As senior living providers look far and wide for ways to help solve the ongoing labor crunch and implement innovative operational strategies, stronger ties with nearby universities should be a top priority.
This is no secret. Life plan communities in particular have found success in various types university partnerships, and some high-profile developments underway today —- including Mirabella at Arizona State University — are banking on this model for the future. However, like any relationship, senior living partnerships with universities require an investment of time and effort.
Clark-Lindsey Village — a non-profit life plan community in Urbana, Illinois — can attest to this first hand. The community is just a stone’s throw from the University of Illinois and has built up its strong and multi-faceted partnership in recent years, according to Clark-Lindsey Village President and CEO Deb Reardanz.
“We are not formally affiliated with the university, but we do have a long history with the university,” Reardanz said Monday at the LeadingAge Annual Meeting and Expo in Philadelphia. “We have made some really specific efforts to strengthen that relationship.”
In general, universities and senior living providers have much to offer one another. While schools can lend providers an influx of student volunteers and interns, providers can offer schools settings in which to conduct valuable research or give students real-world experience, according to Wendy Bartlo, an outreach specialist for the University of Illinois at Urbana-Champaign.
“Ultimately, we all want a lot the same things,” Bartlo said at LeadingAge. “You need good people to work in your organizations, and we want those people to be prepared to come work for you.”

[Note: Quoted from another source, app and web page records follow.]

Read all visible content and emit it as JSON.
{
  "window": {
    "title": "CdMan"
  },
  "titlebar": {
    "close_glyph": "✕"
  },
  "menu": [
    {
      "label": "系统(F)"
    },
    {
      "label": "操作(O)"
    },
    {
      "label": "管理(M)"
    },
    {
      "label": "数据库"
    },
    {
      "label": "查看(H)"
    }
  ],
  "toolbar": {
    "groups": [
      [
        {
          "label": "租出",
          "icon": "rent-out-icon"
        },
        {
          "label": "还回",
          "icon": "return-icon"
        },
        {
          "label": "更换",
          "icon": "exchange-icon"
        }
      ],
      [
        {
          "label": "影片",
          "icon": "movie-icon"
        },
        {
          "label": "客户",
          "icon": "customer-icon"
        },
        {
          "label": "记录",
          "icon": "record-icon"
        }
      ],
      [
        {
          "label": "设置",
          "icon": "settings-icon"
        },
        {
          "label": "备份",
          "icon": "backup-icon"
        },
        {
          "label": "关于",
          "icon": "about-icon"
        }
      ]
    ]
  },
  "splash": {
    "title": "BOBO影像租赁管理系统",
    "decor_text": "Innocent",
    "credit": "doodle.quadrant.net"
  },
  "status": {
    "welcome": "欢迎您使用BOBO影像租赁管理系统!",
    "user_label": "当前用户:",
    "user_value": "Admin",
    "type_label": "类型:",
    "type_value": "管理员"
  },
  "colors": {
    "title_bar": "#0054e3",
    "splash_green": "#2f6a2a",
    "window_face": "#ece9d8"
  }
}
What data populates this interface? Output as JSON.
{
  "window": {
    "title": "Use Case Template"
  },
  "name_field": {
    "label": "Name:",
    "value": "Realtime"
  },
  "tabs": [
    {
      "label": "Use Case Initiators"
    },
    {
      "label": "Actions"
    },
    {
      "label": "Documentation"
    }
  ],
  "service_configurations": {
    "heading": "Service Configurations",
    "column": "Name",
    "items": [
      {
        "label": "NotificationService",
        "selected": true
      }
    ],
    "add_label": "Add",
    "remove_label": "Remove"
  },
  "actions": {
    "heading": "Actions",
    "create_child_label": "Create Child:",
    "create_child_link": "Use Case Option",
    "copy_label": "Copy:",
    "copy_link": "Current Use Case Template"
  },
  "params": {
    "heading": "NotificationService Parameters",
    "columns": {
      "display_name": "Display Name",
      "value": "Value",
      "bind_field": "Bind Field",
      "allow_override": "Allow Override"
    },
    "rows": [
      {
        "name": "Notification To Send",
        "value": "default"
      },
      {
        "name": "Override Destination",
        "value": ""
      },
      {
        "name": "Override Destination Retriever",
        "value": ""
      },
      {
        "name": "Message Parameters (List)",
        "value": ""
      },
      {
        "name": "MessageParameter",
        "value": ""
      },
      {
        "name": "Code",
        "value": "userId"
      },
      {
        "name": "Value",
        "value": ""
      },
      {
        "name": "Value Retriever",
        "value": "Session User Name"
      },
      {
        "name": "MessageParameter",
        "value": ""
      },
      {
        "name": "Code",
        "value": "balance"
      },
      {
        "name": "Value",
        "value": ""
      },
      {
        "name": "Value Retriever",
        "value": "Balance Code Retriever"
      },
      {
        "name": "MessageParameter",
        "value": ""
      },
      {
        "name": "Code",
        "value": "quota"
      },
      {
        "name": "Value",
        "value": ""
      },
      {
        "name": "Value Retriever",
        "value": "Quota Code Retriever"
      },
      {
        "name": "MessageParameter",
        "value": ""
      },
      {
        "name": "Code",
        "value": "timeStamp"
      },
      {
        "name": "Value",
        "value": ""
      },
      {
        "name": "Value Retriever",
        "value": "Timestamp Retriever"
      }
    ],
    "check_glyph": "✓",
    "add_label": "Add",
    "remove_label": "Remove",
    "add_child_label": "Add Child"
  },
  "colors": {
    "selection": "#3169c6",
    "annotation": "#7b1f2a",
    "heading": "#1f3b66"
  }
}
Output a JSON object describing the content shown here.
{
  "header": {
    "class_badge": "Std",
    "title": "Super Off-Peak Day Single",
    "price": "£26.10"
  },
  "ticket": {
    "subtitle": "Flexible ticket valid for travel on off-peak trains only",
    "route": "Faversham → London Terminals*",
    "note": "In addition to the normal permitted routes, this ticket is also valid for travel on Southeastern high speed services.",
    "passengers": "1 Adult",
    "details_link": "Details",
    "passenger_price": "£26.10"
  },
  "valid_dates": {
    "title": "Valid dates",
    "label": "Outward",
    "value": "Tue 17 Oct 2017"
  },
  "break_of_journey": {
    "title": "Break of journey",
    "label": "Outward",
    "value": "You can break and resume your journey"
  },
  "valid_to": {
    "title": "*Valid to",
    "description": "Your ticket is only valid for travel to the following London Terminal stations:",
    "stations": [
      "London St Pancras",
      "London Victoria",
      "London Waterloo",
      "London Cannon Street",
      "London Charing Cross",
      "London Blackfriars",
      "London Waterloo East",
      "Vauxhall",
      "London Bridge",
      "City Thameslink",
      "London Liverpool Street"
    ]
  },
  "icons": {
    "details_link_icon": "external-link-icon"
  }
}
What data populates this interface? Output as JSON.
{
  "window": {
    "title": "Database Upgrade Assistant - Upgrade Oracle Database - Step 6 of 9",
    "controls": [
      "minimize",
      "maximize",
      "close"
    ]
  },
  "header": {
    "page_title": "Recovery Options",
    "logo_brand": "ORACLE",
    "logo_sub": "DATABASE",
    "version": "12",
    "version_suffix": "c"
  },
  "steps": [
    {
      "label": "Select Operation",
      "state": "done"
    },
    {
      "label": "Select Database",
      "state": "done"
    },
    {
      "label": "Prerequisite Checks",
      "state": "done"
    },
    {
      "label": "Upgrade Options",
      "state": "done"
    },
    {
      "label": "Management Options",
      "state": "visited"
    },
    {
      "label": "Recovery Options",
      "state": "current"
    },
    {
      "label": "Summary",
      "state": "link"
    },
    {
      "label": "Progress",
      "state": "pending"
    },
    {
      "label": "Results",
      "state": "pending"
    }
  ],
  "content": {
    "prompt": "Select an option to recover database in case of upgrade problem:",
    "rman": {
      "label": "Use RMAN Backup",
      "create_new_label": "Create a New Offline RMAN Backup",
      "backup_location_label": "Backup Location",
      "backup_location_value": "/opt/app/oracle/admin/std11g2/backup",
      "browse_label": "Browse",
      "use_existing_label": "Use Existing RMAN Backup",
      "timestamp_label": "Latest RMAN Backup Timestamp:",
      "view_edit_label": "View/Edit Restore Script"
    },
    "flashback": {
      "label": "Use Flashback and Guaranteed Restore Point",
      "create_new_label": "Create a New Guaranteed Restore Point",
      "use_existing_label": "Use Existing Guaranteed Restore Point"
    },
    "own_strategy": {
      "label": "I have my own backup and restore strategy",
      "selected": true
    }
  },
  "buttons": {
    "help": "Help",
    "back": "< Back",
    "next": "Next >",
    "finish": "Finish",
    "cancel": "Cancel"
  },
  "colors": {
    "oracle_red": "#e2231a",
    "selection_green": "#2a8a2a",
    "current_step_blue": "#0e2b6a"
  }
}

One way the two organizations collaborate in an academic sense is through a program called CHART (collaborations in health, aging, research and technology). Under that program, University of Illinois professors conduct research projects in an apartment that Clark-Lindsey leases to the university. The university benefits because it can study older adults, and the community benefits because it’s exposed to new ways of doing things.
“A lot of the exciting projects that we have going on right now are all focused on technology and aging,” Bartlo said. “We have a lot of projects where older adults interact with Amazon Echo, or companion robots.”
Clark-Lindsey is also currently working with the university to develop a master’s degree program for long-term care workers. Other similar efforts have started to come together at Washington State University, with its plans for the Granger Cobb Institute.
Of course, interns likely won’t just flock to a senior living community by word of mouth alone — you need to engage them in their classrooms and on their campus, Bartlo added.
“A good way to interact with university students is either through guest-speaking or by offering tours of your organization,” she said. “It’s a good way to build your volunteer base, your internship pool and your job candidate pool.”
Clark-Lindsey, for example, sends staff to campus to be guest speakers in classes such as social work, dietetics and industrial design, and in the university’s business school. And, the community offers tours to students several times a semester.
Strong internship program pays off
Beyond research programs, one simple way schools and senior living providers can work together is through internships. For example, Clark-Lindsey has an unpaid internship program that draws from the University of Illinois and other local educational institutions. The community also has a job-shadowing program for high schoolers, where teenagers can get experience following such employees as CNAs, dishwashers or dietary aides.
Other senior living providers, too, are placing an increased focus on internship programs, as they can help circulate fresh faces and creative ideas into an industry that sorely needs it. The industry must attract more than 1.2 million additional employees by 2025, according to 2016 projections from industry association Argentum. And all this needs to occur in a U.S. job market that is extremely tight for employers.
To date, Clark-Lindsey has hired seven of its interns as employees, with 90 interns having gone through the program since it began in 2011, according to Laura Edwards, director of strategic initiatives at the nonprofit.
“The biggest return on this investment for us has been getting familiar with the millennial employees and, now, generation Z,” Edwards said. “They are teaching us what that generation is looking for. They are teaching us technology. And they are challenging our thinking, which pays off in ways we don’t even notice sometimes.”
To help encourage young interns to join up, Clark-Lindsey also has an intern-in-residency program, where up to four interns at a time can stay in a fully furnished guest room at the community provided they work 40 hours a week — 10 of which are spent working on resident engagement opportunities.
And these are just some of the ways student interns gain on-the-job experience at Clark-Lindsey. Others may help out in ways that are merely tangental to the overall senior living and care industry.
“Not all of our interns come from health and wellness,” Edwards said. “We’ve had natural resource and environmental studies interns, we’ve had art and design students working on renovating our art studio, we’ve had a psych student who worked on renovating our break room and surveyed employees.”
Written by Tim Regan
Click here to access the complete Senior Housing News report that takes a deep dive into the topic —from the successes to the failures—and reveals why creating strong ties with a university is one of the smartest moves a senior housing provider can make.